I haven’t written a lot on here about how E.’s transition to JK has gone.
It’s been very difficult. Very very difficult, for him, for us, for his teachers.
The fundamental problem is E. is not ready to be at school six hours a day, five days a week, with twenty-nine other children in his classroom.
He’s highly introverted, very noise sensitive and asynchronous in his development (in that intellectually he’s much older than four-and-a-half, but emotionally/socially he’s quite a lot younger).
He hasn’t been able to make friends in the classroom (which would help with his comfort levels) because he’s not really ready to make friends. He still prefers to spend as much time as possible with his imagination. His teacher said to me once that, “E. doesn’t play with the other children at recess. He tends to run around in circles.” When I asked E. about it, he told me that he uses recess to tell his stories, because he’s not allowed to tell his stories in the classroom (and telling lengthy, elaborate stories involving his favourite model train and most of his stuffed animals is one of his preferred activities). He always runs around the house when he tells stories at home. I have a theory it’s because he has so much going on in his brain he needs the physical activity to streamline his thinking so that a coherent story can emerge.
In the classroom, E. gets overwhelmed and overstimulated. The resulting behaviour looks to his teachers like a boy being intentionally naughty, so it’s taken a long time for them to understand that if E’s running around laughing manically and dumping things on the floor, his brain is no longer in control of his body and he needs help to calm down.
His teachers are supportive and open to suggestions, but there’s also only so much they can do when they have thirty kids (one teacher, one ECE). At home, when E. gets manic, we can calm him down in less than five minutes. At school, he’s made quite a few visits to the office just because they can’t get him to settle unless he’s removed from the classroom (and he’s too little to just chill out in the hall with a book for a few minutes).
That said, this week has shown that maybe, just maybe there’s a light at the end of the tunnel. E.’s had four good days in a row at school thus far, something which hasn’t happened since September (if ever). Something is working (finally). It’s probably a combination of the strategies we’ve implemented, but I also suspect there’s been one key change.
Our strategies include:
- A photo album with family photos, which E. can look at whenever he feels anxious or misses me (he has complained since the beginning that the day is too long and he misses me too much).

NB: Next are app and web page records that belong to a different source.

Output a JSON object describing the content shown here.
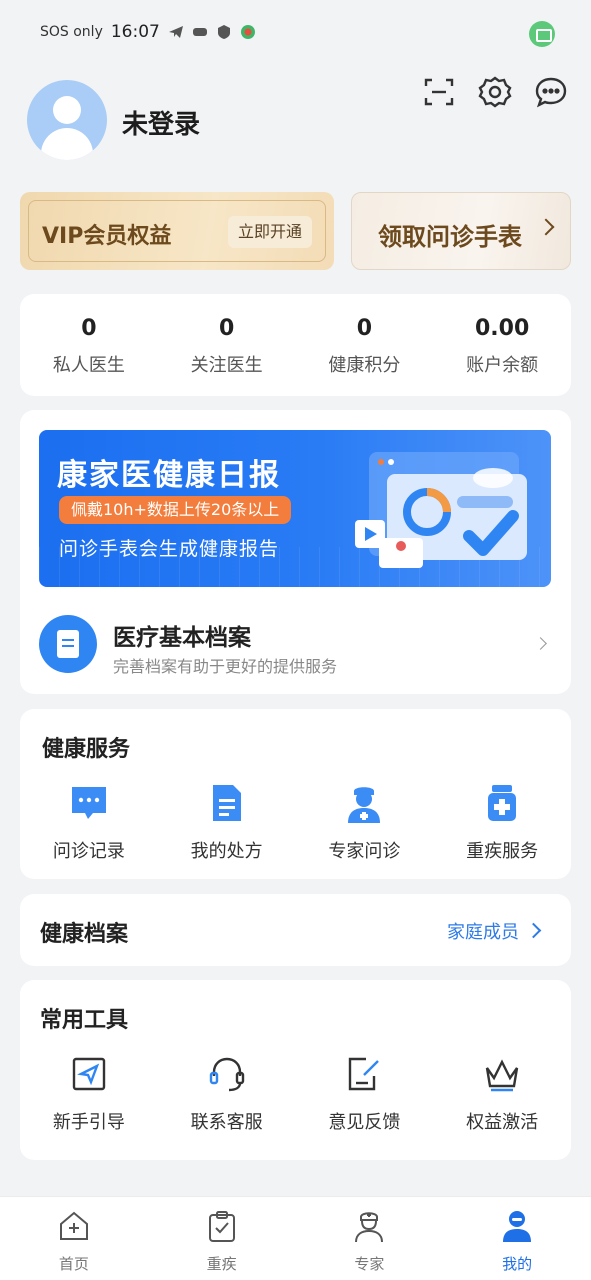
{
  "status_bar": {
    "carrier": "SOS only",
    "time": "16:07"
  },
  "profile": {
    "name": "未登录"
  },
  "header_icons": [
    "scan-icon",
    "settings-icon",
    "message-icon"
  ],
  "promo": {
    "vip_title": "VIP会员权益",
    "vip_button": "立即开通",
    "watch_title": "领取问诊手表"
  },
  "stats": [
    {
      "value": "0",
      "label": "私人医生"
    },
    {
      "value": "0",
      "label": "关注医生"
    },
    {
      "value": "0",
      "label": "健康积分"
    },
    {
      "value": "0.00",
      "label": "账户余额"
    }
  ],
  "banner": {
    "title": "康家医健康日报",
    "badge": "佩戴10h+数据上传20条以上",
    "subtitle": "问诊手表会生成健康报告"
  },
  "medical_record": {
    "title": "医疗基本档案",
    "subtitle": "完善档案有助于更好的提供服务"
  },
  "health_services": {
    "title": "健康服务",
    "items": [
      {
        "label": "问诊记录",
        "icon": "chat-bubble-icon"
      },
      {
        "label": "我的处方",
        "icon": "prescription-icon"
      },
      {
        "label": "专家问诊",
        "icon": "doctor-icon"
      },
      {
        "label": "重疾服务",
        "icon": "medicine-icon"
      }
    ]
  },
  "health_file": {
    "title": "健康档案",
    "link": "家庭成员"
  },
  "tools": {
    "title": "常用工具",
    "items": [
      {
        "label": "新手引导",
        "icon": "guide-icon"
      },
      {
        "label": "联系客服",
        "icon": "headset-icon"
      },
      {
        "label": "意见反馈",
        "icon": "feedback-icon"
      },
      {
        "label": "权益激活",
        "icon": "crown-icon"
      }
    ]
  },
  "tabs": [
    {
      "label": "首页",
      "icon": "home-icon",
      "active": false
    },
    {
      "label": "重疾",
      "icon": "clipboard-icon",
      "active": false
    },
    {
      "label": "专家",
      "icon": "nurse-icon",
      "active": false
    },
    {
      "label": "我的",
      "icon": "profile-icon",
      "active": true
    }
  ],
  "colors": {
    "accent": "#1f6fe6",
    "vip_gold": "#6d4a1d",
    "banner_blue": "#1b6ff0",
    "badge_orange": "#f27d3c"
  }
}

- A ‘quiet box’ filled with fun things that E. can sit down with in the quiet corner and use as a focus to help him calm down when he starts to get overstimulated and silly (includes a “Can You See What I See” book all about a train, a Spot the Dinosaurs book, a book of hidden picture puzzles, two books of mazes, and a book with easy connect the dots)- we’d been using the quiet corner as a place to calm down for weeks, but we found E. needed something more concrete than just going there and taking his deep breaths. He needed something that his brain could engage with.
- A piece of carpet from home that E. can sit on when the class is sitting at the big carpet (so that he knows where to put his bum and doesn’t lie down or sit on other children if he gets bored).
- Noise-reducing headphones (these only arrived this week, but they’ve been working well now that the other children have stopped trying to pull them off his head).
- His teachers are also keeping a closer eye on a couple of children who think it is funny to egg E. on and encourage him to do things that get him in trouble.
Interventions at Home:
- Stickers on the calendar if he has a good day (he is using train stickers this week and is excited to watch his train get longer).
- The promise of an afternoon off with me if he has five good days in a row (he’s picked riding on the new streetcar and going to the train museum).
- The threat of losing his trains for a week if he has three bad days in a week (he already loses television privileges if he has a bad day but that didn’t seem to be effective, so we raised the stakes. I wanted to determine just how much of the problematic behaviour was involuntary and how much stemmed from him getting into a bad pattern).
I think all of these things are helping, but I also think the most fundamental change is this: E. was enrolled in a hot lunch program that runs three days a week at the school. He brings the leftovers home every day, so I could see how much (or little) he was eating. Q. and I had also both noticed that E. regularly had days where he didn’t eat either his morning or his afternoon snack. When we asked E. about it, he told us that he is “too busy” to eat snack or that he finds it “too stressful” to eat snack because you have to watch the table and see when there is a free chair (unlike lunch where everyone sits down at the same time, it seems snack is on a bit of a rotation). E. would come home from school STARVING and would immediately unpack his lunch bag and eat all his snacks (and then request more snacks).
It’s really obvious when E. is hungry. He’s like me: he gets hangry and irrational.
So we asked E. if he wanted to stop hot lunch, and he said he did. We’re still technically registered, as you have to give two weeks’ notice, but this week we’ve packed him a full lunch with one of two main options (nut-free pesto pizza or a cheese quesadilla) every day.
And presto. Four good days in a row. Two days E. didn’t even want a snack after school when it was offered. He’s still skipping snacks at school, but at lunch he is sitting down and eating his pizza or his quesadilla and (at minimum) a piece of fruit and one other item from his lunch bag.
It’s still early, but I honestly think this might be the magic bullet we’ve been looking for.